Tembo collaborated with three main producers on BBEE9, Kwes Darko from the UK as well as Melbourne friends Sensible J (REMI) and Alejandro Abapo AKA Silentjay (Hiatus Kaiyote), with each adding a different flavour that equals a cohesive whole. “Collaboration is growth to me. You don’t know what you don’t know how to make, and collaboration opens that up,” she says.

“That’s why it’s more important to work with people who do things totally different to what you’re used to – so you’re growing more on your weaknesses than your strength, and that is obviously what producers have to do well. I’m an artist who likes doing different things – poetry, singing, chanting, rapping – and I didn’t want to stay in one lane, I wanted to broaden my musical ability and I feel like these are people who could do that because they do things differently.
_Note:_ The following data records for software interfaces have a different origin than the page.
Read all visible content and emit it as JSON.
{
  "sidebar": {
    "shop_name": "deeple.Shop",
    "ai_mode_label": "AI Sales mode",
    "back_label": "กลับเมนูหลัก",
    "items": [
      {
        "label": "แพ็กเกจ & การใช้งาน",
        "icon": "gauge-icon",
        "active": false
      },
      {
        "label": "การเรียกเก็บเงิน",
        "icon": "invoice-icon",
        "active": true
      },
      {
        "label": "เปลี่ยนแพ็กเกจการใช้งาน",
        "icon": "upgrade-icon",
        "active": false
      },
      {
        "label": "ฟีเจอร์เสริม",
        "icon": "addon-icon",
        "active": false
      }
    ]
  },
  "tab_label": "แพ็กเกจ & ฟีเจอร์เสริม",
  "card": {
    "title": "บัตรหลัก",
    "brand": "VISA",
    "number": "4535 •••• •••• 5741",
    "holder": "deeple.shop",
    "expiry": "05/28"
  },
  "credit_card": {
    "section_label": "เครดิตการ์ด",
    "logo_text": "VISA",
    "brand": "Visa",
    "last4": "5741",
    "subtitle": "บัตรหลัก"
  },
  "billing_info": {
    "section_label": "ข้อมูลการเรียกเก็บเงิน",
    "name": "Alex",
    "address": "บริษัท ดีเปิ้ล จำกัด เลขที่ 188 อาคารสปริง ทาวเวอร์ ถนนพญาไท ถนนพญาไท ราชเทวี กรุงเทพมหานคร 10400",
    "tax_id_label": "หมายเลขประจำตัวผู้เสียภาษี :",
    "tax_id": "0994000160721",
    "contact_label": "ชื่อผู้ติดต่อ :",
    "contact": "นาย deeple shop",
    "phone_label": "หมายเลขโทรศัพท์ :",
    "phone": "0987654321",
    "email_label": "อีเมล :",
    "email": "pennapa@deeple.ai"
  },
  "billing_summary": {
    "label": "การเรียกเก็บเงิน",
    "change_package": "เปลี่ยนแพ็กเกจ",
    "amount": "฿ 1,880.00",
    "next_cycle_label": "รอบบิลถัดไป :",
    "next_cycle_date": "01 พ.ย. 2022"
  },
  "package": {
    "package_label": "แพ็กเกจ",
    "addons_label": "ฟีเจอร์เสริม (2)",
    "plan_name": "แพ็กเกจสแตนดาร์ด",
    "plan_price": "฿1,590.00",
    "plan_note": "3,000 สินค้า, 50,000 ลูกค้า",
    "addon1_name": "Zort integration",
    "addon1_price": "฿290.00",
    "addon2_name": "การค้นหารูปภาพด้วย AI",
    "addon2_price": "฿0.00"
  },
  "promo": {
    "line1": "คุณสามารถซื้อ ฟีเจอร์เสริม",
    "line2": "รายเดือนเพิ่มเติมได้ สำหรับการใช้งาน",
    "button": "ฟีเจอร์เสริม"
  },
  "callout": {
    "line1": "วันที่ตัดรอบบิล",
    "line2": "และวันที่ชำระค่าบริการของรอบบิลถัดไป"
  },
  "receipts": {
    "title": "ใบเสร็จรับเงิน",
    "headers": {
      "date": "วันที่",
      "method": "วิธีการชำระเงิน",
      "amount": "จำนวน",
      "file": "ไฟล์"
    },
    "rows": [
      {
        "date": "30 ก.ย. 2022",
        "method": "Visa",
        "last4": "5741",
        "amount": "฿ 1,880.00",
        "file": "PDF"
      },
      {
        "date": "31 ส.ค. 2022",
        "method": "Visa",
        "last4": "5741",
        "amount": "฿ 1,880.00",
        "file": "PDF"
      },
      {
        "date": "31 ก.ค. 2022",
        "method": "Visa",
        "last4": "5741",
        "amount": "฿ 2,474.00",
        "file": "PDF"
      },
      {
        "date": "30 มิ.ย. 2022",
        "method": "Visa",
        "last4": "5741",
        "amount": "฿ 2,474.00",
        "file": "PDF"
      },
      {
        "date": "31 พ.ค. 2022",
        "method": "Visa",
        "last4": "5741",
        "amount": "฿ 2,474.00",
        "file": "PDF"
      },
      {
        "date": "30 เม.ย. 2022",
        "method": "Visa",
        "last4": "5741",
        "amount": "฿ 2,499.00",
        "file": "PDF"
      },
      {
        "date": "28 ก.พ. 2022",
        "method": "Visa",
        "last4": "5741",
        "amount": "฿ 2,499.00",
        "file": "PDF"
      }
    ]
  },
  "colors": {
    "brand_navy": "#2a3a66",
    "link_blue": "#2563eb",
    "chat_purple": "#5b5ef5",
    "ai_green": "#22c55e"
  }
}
We had the ability to sit down together and talk about life, talk about where we are in life, and talk about how we express ourselves and put that into music.”

Indeed, it seems that Tembo has poured herself into these new songs in a much deeper manner than on her previous mixtapes and singles, focusing lyrically on the world from her viewpoint, as well as musically. “I wanted a lot of percussion from home,” she says.

“I wanted a lot of drums, I wanted a lot of claps in there, and I wanted some minor tones. I want it to sound warm but I also wanted the songs that needed to take you on that journey of brokenness to sound how that sounds. The main themes were more percussive, which allowed me to sway from rap to poetry and chant because that is where chants live.

“I didn’t know that I could do poetry and rap and sing in one song until I did ‘Bye River’,” she says of the mixtape’s standout track. “I always thought that you had to just do one thing. I guess the process has changed and the mindset has changed, where however the vocal chooses to express itself, whether it’s rap, sing, chant, whether its jazz, blues or rock, that would be the feeling, but as far as the expression is concerned I don’t limit that. I just let the voice do what the voice does.”

BBEE9 also contains some non-English vocals, including Nyanja spoken by her father, Bemba spoken by her mother, Swahili, as well as Anangu Pitjantjatjara Yankunytjatjara – an Indigenous Australian language. “I thought it was very important to not only acknowledge where I am, but also to acknowledge that two cultures are meeting musically in a project,” says Tembo. “And I wanted that on an instrumental that was from where I was from, with vocals from where I am, so those two worlds can meet.”